“And Be it Further Enacted by the authority aforesaid, That if any Person shall wilfully or premeditately be guilty of Blasphemy, and shall thereof be legally convicted, the Person so offending shall, for every such Offence, be set in the Pillory for the space of Two Hours, and be branded on his or her Foreshead with the letter B, and be publickly whipt, on his or her bare Back, with Thirty nine Lashes well laid on”

But I am rambling on too far and too fast for to-day. Here is one more book, however, that I must say a word about, as it lies open on my knee, the gift of PUIR ROBBIE BURNS to a female friend,

— his own poems, — the edition which gave him " so much real happiness to sec in print.” Laid in this copy of his works is a sad letter, in the poet’s handwriting, which perhaps has never been printed. Addressed to Captain Hamilton, Dumfries, it is in itself a touching record of dear Robin’s poverty, and a’ that.

“ SIR,

“ It is needless to attempt an apology for my remissness to you in money matters ; my conduct is beyond all excuse. — Literally, Sir, I had it not. The Distressful state of commerce at this town has this year taken from my otherwise scanty income no less than £20. — That part of my salary depends upon the Imposts, and they are no more for one year. I inclose you three guineas; and shall soon settle all with you. I shall not mention your goodness to me; it is beyond my power to describe either the feelings of my wounded soul at not being able to pay you as I ought; or the grateful respect with which I have the honor to be

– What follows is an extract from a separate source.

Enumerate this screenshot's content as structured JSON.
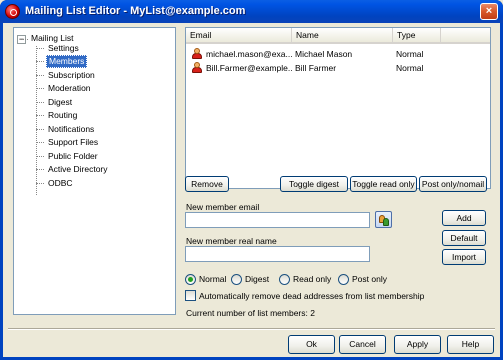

“ Sir, Your deeply obliged humble servant,


“Dumfries, Jany. 29, 1795.”

And so I walk out of my friend’s leaf-y paradise this July afternoon, thinking of the bard who in all his songs and sorrows made

“ rustic life and poverty
Grow beautiful beneath his touch,”

and whose mission it was

“ To weigh the inborn worth of man.”